Butler Brothers Company Building
Calvary Baptist Church
Scottish Rite Temple
Lakewood Memorial Chapel
Beard, Harrington, House
Jones, Harry W., House
Washburn Park Water Tower
Harry Wild Jones was born on June 9, 1859 in Schoolcraft, Michigan. He received his educational training at Brown University, after which he attended the Massachusetts Institute of Technology. After graduation, Jones traveled and studied architecture in France and Italy. Upon his return to the United States, he was employed as a draftsman in the office of Henry Hobson Richardson, famous American architect from Boston.
Jones settled in Minneapolis in 1883, and by 1885 opened his own architectural practice. During the early years of his career, he concentrated primarily on commercial buildings and residential homes, including his own "Elmwood." Unfortunately, Jones’ most significant "Richardsonian" work from this period, the First National Bank of Commerce, was demolished.

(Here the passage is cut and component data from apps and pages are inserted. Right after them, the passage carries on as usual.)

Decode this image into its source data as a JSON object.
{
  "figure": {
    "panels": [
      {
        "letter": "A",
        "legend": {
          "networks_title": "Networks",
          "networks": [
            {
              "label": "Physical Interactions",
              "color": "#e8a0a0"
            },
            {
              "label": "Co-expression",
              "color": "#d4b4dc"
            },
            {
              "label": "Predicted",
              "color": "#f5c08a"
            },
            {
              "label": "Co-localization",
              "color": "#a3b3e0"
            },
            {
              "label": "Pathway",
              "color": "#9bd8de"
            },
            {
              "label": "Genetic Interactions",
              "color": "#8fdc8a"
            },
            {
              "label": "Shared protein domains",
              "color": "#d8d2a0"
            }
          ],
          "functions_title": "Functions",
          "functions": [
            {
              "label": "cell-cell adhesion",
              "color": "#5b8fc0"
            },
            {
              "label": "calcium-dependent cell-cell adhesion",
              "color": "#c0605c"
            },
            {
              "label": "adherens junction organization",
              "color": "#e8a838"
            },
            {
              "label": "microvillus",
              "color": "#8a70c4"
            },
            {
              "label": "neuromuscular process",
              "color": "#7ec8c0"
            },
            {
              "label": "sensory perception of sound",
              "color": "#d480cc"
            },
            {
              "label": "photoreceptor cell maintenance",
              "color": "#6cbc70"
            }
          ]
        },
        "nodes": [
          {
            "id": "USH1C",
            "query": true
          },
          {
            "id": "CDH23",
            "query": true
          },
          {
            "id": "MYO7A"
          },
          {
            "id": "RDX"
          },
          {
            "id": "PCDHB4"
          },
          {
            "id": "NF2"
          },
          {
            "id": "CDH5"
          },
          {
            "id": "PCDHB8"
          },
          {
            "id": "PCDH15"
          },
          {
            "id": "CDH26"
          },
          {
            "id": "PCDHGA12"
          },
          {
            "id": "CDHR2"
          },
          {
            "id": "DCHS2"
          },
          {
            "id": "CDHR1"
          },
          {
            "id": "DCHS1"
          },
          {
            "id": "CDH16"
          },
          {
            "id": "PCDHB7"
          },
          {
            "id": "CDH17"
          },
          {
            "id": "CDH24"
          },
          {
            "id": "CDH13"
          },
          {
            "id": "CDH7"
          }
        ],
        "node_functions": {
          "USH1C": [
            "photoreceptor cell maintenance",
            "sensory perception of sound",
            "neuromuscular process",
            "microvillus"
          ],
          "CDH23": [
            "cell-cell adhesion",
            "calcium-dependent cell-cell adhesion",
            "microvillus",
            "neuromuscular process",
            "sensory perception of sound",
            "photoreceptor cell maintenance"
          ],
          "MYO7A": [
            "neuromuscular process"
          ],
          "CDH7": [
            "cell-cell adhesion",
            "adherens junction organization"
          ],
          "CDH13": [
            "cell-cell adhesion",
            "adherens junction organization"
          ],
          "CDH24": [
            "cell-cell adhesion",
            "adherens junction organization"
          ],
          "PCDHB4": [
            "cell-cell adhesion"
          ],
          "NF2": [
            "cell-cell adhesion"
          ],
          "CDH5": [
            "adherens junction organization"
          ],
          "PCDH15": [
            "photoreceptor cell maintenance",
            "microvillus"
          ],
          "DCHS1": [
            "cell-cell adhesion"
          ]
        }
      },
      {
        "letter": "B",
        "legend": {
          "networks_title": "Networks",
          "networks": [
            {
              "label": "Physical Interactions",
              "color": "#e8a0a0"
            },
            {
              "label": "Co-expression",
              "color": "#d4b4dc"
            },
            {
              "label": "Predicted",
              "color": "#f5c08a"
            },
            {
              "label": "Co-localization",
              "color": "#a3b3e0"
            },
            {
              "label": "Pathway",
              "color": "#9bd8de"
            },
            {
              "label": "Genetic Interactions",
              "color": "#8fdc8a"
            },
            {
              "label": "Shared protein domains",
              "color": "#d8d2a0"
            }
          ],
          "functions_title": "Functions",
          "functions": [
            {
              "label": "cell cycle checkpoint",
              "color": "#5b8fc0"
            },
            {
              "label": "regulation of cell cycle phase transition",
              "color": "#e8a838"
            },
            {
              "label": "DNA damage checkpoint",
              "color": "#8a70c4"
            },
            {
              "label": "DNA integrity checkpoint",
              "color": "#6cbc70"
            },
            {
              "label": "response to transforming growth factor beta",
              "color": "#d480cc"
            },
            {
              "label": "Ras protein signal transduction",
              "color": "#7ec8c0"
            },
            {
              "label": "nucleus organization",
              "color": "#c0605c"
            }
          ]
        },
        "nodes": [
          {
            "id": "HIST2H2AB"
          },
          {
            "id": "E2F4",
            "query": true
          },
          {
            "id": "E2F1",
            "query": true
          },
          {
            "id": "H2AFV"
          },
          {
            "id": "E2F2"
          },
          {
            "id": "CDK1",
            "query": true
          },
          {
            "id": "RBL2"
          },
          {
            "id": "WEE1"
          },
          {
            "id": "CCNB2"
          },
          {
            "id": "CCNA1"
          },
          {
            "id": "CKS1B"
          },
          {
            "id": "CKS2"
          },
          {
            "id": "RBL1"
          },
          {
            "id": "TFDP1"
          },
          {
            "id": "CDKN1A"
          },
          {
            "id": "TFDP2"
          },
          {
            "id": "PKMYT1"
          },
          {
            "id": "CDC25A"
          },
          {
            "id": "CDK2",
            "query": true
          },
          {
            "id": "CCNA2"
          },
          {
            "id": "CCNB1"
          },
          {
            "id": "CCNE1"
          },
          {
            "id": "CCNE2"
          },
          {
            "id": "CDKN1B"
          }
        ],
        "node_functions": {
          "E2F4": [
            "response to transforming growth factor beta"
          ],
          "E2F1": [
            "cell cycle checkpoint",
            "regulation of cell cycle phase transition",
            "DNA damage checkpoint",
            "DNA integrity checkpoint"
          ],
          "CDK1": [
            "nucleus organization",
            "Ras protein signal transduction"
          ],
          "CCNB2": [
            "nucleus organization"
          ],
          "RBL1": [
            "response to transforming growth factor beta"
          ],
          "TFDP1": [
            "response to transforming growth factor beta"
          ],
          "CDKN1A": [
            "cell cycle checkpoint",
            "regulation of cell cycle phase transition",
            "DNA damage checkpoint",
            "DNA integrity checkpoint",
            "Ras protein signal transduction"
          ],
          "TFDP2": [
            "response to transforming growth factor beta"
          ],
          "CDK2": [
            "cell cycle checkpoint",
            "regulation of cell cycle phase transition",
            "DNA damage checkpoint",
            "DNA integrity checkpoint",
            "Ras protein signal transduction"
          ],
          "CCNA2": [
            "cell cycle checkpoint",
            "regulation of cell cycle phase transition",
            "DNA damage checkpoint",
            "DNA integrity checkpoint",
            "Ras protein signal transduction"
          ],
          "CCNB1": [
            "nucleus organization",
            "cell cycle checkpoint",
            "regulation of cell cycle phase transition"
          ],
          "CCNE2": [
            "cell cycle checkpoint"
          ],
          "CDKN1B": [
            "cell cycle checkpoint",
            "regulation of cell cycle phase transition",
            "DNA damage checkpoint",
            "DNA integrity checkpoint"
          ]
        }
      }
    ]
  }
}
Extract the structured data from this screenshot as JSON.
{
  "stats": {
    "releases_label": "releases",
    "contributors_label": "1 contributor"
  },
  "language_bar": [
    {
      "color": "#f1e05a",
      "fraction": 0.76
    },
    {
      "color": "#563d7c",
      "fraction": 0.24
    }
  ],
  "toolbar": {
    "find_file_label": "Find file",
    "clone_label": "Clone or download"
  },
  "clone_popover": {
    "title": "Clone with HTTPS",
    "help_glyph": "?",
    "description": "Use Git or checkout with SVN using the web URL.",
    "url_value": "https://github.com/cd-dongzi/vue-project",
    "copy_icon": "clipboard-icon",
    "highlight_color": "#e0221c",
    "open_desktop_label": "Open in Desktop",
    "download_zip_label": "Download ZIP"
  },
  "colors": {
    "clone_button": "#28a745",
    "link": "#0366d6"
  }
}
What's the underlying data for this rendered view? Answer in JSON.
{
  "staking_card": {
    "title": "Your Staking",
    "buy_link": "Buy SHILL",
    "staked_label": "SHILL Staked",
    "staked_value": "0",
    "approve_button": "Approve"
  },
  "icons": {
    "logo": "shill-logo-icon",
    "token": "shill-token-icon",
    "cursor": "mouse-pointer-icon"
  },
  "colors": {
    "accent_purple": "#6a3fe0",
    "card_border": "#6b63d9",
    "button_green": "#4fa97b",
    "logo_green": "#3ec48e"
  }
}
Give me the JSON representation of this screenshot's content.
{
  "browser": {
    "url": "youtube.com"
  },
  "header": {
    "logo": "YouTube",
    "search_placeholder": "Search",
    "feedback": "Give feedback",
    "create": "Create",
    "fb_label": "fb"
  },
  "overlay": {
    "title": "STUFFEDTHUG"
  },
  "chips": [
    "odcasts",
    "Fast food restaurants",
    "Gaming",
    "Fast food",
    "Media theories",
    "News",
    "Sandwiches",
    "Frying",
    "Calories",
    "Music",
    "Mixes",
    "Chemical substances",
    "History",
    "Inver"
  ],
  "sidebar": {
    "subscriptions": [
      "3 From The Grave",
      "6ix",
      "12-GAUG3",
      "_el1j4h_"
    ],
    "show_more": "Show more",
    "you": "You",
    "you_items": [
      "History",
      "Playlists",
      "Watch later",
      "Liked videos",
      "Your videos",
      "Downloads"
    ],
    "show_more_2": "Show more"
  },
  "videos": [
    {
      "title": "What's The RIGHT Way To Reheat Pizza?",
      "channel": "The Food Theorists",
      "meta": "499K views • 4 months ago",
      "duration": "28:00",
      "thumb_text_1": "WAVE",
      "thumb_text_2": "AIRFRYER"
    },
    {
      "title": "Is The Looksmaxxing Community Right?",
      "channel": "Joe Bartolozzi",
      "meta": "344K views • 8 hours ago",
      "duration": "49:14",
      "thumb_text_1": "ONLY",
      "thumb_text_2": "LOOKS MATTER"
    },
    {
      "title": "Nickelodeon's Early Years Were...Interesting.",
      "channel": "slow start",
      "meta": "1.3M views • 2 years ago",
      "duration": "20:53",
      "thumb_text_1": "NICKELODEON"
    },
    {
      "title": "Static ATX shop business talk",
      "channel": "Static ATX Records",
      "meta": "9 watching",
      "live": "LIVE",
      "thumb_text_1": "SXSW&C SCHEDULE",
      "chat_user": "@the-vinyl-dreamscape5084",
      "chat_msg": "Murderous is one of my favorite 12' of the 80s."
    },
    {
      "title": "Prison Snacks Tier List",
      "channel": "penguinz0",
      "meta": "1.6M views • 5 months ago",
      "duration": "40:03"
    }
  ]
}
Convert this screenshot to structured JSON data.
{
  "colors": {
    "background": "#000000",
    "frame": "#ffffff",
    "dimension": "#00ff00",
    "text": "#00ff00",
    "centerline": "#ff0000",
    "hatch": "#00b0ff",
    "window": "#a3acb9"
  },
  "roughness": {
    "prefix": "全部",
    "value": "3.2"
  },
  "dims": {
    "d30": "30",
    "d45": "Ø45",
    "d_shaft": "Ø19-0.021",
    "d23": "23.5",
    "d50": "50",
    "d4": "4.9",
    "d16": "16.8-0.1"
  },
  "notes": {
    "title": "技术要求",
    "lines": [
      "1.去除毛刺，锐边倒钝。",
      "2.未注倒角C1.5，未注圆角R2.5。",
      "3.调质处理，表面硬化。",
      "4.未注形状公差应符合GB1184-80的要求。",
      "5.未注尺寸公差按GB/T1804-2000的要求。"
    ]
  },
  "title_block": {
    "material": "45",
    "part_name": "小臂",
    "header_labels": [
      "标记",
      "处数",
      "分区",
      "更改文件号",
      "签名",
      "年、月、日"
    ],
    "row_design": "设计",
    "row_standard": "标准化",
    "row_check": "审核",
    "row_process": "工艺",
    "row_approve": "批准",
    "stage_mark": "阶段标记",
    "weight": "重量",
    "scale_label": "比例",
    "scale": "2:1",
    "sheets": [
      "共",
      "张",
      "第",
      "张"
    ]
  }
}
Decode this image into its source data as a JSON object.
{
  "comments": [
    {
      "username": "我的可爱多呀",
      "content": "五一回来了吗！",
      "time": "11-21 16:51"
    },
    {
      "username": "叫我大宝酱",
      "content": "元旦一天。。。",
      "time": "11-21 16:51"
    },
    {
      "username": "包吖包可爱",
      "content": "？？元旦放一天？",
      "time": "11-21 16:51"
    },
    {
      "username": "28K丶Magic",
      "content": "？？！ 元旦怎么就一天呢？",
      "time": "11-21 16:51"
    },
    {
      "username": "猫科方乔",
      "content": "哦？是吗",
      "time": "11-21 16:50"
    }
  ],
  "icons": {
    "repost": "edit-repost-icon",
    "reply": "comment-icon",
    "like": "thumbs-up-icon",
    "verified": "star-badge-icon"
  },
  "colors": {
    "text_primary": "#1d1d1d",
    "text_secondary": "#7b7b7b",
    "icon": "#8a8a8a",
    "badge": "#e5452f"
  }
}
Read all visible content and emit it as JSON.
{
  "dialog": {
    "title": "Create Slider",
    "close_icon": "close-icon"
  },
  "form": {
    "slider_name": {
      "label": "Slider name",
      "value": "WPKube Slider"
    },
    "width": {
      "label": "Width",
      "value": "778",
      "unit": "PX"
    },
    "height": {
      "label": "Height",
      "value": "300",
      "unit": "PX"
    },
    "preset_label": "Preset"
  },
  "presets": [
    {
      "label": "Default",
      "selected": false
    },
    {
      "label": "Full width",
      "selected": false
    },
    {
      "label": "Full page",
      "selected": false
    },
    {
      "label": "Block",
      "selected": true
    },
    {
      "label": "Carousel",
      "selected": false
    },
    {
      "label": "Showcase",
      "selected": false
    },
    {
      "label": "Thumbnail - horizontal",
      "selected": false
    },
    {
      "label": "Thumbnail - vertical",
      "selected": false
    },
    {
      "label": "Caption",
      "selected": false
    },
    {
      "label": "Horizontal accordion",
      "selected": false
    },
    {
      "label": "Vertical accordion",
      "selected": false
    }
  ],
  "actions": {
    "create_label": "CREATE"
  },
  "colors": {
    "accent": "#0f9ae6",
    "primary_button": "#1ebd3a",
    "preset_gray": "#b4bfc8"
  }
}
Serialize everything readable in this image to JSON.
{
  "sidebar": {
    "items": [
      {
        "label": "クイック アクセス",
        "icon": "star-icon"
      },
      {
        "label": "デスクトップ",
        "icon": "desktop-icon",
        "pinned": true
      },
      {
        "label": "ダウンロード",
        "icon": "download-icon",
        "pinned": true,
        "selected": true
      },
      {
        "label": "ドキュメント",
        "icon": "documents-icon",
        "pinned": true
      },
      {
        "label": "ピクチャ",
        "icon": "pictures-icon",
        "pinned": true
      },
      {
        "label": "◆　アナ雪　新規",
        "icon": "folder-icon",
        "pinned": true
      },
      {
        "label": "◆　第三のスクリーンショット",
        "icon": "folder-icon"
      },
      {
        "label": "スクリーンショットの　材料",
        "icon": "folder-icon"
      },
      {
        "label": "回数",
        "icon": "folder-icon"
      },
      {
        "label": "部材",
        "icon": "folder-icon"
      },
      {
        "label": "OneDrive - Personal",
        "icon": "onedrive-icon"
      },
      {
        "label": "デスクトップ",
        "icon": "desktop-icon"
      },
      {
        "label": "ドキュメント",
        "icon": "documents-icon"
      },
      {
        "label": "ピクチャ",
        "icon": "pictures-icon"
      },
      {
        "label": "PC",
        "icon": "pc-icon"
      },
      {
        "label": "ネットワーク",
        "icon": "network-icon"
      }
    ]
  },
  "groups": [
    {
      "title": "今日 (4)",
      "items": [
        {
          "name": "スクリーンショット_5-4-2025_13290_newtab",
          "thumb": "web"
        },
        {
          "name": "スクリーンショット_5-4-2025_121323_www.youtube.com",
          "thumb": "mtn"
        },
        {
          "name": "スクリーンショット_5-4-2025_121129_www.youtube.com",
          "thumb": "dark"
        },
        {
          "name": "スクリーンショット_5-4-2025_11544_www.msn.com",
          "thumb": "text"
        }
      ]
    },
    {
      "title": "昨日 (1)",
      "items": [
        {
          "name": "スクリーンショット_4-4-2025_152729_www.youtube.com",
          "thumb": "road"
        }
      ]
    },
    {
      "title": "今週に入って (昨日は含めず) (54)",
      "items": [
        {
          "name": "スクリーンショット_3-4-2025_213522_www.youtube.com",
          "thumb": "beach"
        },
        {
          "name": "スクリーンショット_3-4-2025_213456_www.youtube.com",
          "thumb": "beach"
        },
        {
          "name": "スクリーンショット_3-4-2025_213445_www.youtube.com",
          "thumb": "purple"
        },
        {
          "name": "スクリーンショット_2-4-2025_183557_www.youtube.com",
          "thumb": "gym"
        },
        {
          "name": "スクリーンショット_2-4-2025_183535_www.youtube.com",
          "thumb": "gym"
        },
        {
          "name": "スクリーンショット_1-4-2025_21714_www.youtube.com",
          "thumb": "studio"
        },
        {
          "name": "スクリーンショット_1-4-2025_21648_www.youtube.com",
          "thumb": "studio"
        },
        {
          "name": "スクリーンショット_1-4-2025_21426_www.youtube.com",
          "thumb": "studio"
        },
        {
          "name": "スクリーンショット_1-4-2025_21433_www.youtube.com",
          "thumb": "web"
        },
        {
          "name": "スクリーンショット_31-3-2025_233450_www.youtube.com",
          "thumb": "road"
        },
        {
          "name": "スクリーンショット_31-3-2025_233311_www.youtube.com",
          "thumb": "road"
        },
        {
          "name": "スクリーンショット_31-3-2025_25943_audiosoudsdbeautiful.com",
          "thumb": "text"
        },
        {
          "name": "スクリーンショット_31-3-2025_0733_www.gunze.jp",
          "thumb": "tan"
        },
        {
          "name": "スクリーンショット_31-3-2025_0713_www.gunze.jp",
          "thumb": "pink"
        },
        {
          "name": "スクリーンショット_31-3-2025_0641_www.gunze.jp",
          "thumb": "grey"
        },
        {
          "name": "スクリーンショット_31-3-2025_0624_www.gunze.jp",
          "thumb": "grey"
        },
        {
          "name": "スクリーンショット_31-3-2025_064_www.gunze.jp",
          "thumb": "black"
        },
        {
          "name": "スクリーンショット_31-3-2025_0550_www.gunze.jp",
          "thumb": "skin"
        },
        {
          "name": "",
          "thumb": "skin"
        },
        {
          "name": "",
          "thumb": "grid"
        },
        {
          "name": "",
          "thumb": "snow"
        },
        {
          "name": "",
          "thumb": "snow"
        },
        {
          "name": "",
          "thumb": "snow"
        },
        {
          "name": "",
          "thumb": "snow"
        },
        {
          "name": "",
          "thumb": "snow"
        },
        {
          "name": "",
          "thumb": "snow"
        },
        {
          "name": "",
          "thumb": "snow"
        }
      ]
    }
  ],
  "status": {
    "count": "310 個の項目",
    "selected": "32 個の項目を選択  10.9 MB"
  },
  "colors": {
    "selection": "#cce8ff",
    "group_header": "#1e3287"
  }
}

By the turn of the century, Jones had turned his attention to primarily ecclesiastical architecture. His designs can be found around the world including China, India, and Burma, however many of his greatest works can be found in Minneapolis. The Lakewood Cemetery Chapel (1908), patterned after a Byzantine church, the Calvary Baptist Church (1889), as well as the Scottish Rite Temple (1906) are all fine examples of ecclesiastic architecture.
Recognized as a master of a variety of architectural styles including Neo-Classic, Georgian Revival, Shingle, and Gothic Revival, Jones preferred Romanesque and Near-Eastern motifs. His most important application of Gothicism is found in his design for a warehouse building for Butler Brothers in Minneapolis.
In addition to his architecture practice, Jones was active in civic life as well. He was a professor of architecture at the University of Minnesota, lecturer on church architecture at the University of Chicago, president of the Minnesota Chapter of the American Institute of Architects, director of the State Art Society, and a member of the Minneapolis Board of Park Commissioners.
Last updated Jan 14, 2020